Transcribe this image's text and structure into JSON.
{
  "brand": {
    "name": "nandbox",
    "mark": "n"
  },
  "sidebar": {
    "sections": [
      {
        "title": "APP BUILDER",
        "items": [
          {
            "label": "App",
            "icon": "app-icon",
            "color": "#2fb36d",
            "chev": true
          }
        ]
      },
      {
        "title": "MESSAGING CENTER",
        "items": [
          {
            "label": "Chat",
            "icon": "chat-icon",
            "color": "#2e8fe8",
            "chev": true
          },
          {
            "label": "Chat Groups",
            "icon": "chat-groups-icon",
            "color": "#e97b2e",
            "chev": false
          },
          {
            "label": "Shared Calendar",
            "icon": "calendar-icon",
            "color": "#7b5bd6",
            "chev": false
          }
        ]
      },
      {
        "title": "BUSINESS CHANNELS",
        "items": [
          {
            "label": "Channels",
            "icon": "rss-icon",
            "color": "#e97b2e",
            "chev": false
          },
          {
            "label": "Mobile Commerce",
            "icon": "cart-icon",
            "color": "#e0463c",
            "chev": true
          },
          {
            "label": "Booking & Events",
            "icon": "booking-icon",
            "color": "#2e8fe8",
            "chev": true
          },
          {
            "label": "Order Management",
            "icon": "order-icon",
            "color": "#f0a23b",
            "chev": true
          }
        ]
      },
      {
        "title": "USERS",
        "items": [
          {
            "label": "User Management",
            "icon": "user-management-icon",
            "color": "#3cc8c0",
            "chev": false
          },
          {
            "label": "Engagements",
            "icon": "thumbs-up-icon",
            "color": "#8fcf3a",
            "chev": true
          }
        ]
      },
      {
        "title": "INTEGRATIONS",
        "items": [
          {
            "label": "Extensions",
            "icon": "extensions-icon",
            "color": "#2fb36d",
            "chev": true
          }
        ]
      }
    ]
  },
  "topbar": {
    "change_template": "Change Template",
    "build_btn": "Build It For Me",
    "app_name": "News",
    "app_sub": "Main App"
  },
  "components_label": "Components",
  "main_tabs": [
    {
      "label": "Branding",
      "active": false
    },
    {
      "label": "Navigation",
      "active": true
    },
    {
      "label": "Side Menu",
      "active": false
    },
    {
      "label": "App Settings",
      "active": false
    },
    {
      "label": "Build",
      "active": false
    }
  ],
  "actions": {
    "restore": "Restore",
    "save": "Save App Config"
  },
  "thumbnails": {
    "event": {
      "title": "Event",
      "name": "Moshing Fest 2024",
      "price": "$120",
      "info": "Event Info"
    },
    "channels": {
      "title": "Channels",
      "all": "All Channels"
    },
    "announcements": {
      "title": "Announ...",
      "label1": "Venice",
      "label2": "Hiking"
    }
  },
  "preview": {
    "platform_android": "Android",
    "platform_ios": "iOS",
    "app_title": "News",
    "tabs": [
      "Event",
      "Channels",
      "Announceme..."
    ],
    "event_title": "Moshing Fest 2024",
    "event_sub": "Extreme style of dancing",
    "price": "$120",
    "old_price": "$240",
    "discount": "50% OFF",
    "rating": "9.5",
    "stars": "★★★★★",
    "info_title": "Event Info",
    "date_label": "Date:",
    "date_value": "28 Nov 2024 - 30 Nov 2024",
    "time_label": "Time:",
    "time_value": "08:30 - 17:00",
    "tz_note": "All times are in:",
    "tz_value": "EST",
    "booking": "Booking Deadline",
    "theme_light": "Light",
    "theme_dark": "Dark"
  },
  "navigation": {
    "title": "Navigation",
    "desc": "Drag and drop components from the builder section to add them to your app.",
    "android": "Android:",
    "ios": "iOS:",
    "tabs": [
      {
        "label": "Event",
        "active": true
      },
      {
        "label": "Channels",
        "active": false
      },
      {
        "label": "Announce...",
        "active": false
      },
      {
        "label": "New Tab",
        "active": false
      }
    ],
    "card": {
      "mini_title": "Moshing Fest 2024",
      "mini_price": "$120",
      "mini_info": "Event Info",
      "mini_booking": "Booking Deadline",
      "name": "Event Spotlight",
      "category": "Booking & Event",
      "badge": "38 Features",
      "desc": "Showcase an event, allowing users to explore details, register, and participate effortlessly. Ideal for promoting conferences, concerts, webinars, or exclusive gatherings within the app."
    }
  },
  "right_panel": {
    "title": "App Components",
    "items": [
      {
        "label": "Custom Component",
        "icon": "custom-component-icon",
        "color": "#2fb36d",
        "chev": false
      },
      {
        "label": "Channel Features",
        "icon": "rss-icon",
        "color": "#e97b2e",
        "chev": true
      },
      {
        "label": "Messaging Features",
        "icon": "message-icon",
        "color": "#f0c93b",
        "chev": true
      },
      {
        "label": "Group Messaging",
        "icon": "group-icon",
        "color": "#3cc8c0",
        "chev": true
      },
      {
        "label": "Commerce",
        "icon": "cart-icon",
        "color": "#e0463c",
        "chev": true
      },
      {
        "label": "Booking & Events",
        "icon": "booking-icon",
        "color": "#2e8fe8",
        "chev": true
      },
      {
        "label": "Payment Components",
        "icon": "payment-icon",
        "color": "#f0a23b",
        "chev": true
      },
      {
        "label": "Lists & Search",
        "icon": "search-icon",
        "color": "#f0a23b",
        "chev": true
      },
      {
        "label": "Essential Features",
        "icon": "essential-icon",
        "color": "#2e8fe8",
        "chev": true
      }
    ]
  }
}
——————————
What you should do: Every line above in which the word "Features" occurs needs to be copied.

Written solution:
      "badge": "38 Features",
        "label": "Channel Features",
        "label": "Messaging Features",
        "label": "Essential Features",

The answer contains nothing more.